[Saved entries]
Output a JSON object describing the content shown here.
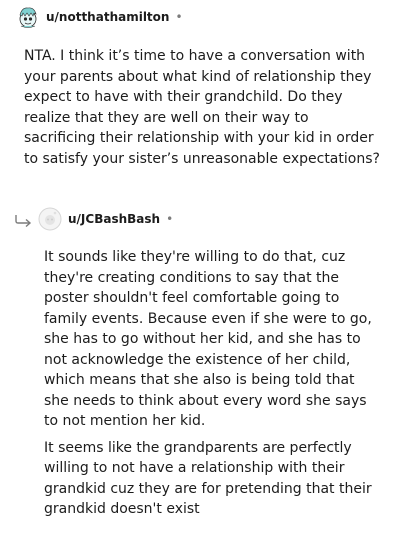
{
  "comments": [
    {
      "username": "u/notthathamilton",
      "separator": "•",
      "avatar_icon": "snoo-avatar-teal-icon",
      "paragraphs": [
        "NTA. I think it’s time to have a conversation with your parents about what kind of relationship they expect to have with their grandchild. Do they realize that they are well on their way to sacrificing their relationship with your kid in order to satisfy your sister’s unreasonable expectations?"
      ]
    },
    {
      "username": "u/JCBashBash",
      "separator": "•",
      "avatar_icon": "default-avatar-icon",
      "reply_icon": "reply-arrow-icon",
      "paragraphs": [
        "It sounds like they're willing to do that, cuz they're creating conditions to say that the poster shouldn't feel comfortable going to family events. Because even if she were to go, she has to go without her kid, and she has to not acknowledge the existence of her child, which means that she also is being told that she needs to think about every word she says to not mention her kid.",
        "It seems like the grandparents are perfectly willing to not have a relationship with their grandkid cuz they are for pretending that their grandkid doesn't exist"
      ]
    }
  ],
  "colors": {
    "text": "#1c1c1c",
    "meta": "#7c7c7c",
    "avatar_teal": "#7fd0d0"
  }
}
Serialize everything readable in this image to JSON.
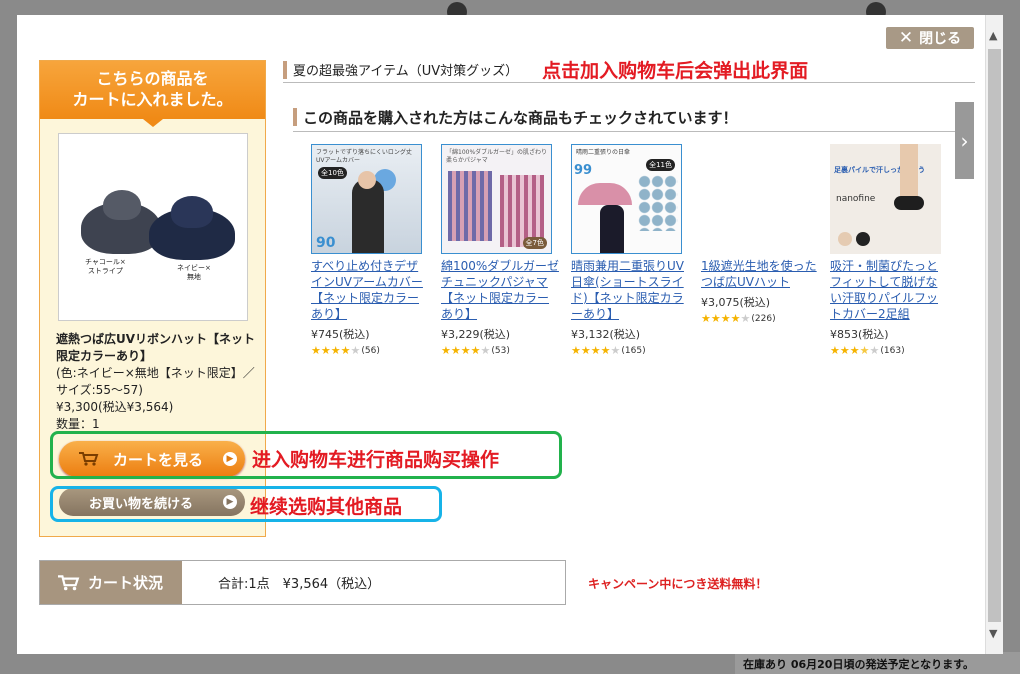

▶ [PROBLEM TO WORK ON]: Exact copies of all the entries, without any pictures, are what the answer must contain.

▶ [THE ANSWER]:
Output a JSON object describing the content shown here.
{
  "comments": [
    {
      "username": "u/notthathamilton",
      "separator": "•",
      "avatar_icon": "snoo-avatar-teal-icon",
      "paragraphs": [
        "NTA. I think it’s time to have a conversation with your parents about what kind of relationship they expect to have with their grandchild. Do they realize that they are well on their way to sacrificing their relationship with your kid in order to satisfy your sister’s unreasonable expectations?"
      ]
    },
    {
      "username": "u/JCBashBash",
      "separator": "•",
      "avatar_icon": "default-avatar-icon",
      "reply_icon": "reply-arrow-icon",
      "paragraphs": [
        "It sounds like they're willing to do that, cuz they're creating conditions to say that the poster shouldn't feel comfortable going to family events. Because even if she were to go, she has to go without her kid, and she has to not acknowledge the existence of her child, which means that she also is being told that she needs to think about every word she says to not mention her kid.",
        "It seems like the grandparents are perfectly willing to not have a relationship with their grandkid cuz they are for pretending that their grandkid doesn't exist"
      ]
    }
  ],
  "colors": {
    "text": "#1c1c1c",
    "meta": "#7c7c7c",
    "avatar_teal": "#7fd0d0"
  }
}
Serialize everything readable in this image to JSON.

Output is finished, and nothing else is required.